Although different in scope, both books reviewed here call for an increased awareness of current trends and for thoughtful initiatives that maintain institutional diversity yet redirect the future to decrease competitive pressure. Both College Unranked and Remaking the American University acknowledge that commercial influences have played a major role in encouraging the admissions arms race. In advocating for students, Thacker concludes, "something is wrong with college admissions-something wrong enough to care about, to discuss, and to change" (Thacker, p. 173). No one wins the admissions arms race. Zemsky, Wegner, and Massy urge institutions to adopt a "mission-centered"- but "market-smart"-approach that benefits all by creating policies that work with, or even through, the inevitable market mechanisms of the future to improve educational quality.

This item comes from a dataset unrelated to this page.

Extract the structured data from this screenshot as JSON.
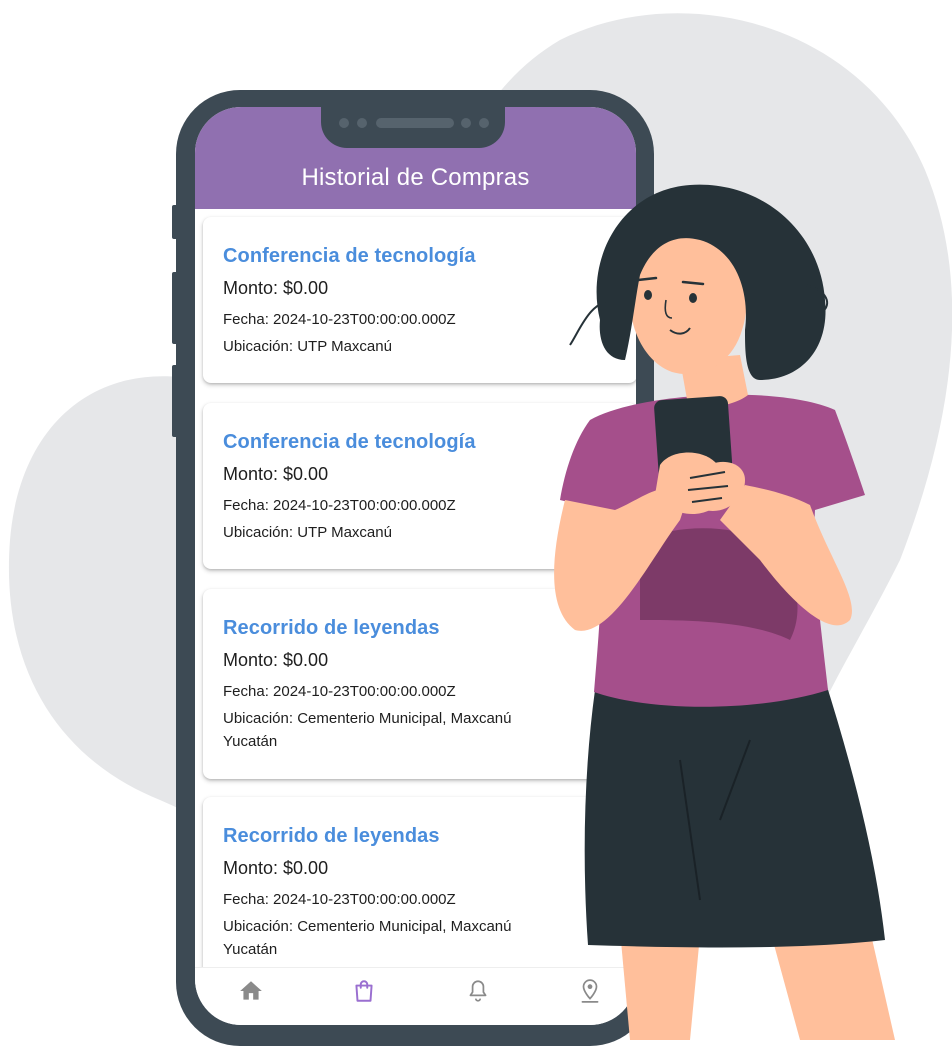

These are not simple solutions. In today's colleges and universities, the influence of market forces has tended to alter faculty as well as institutional incentives, while Internet communications capabilities have blurred the boundaries of academic knowledge and created global research communities (Nowotny, Scott, and Gibbons 2001). Thacker begins the discussion regarding changes in the admissions process by asking in a section title, "Who Can Do What Needs to Be Done?" (Thacker, p. 181). His suggested initial steps to collective action are focused on students, parents, colleges, the College Board, and members of the media involved with ranking colleges. The suggestions of Zemsky, Wegner, and Massy for institutions seem less concrete. Yet, their book helps to explain the origins and broader context of the admissions arms race; it also furthers a larger discussion of importance to planners and policy makers by raising new questions about the "public good" purposes, or social value, of higher education in today's increasingly globally connected world.


Lemann, N. 1999. The Big Test: The Secret History of the American Meritocracy. New York: Farrar, Straus and Giroux.

Nowotny, H., P. Scott, and M. Gibbons. 2001. Re-Thinking Science: Knowledge and the Public in an Age of Uncertainty. Cambridge, UK: Polity Press.

Steinberg, J. 2002. The Gatekeepers: Inside the Admissions Process of a Premier College. New York: Viking Penguin.

U.S. News & World Report. 2007 America's Best Colleges. August 27, 4, 70-124.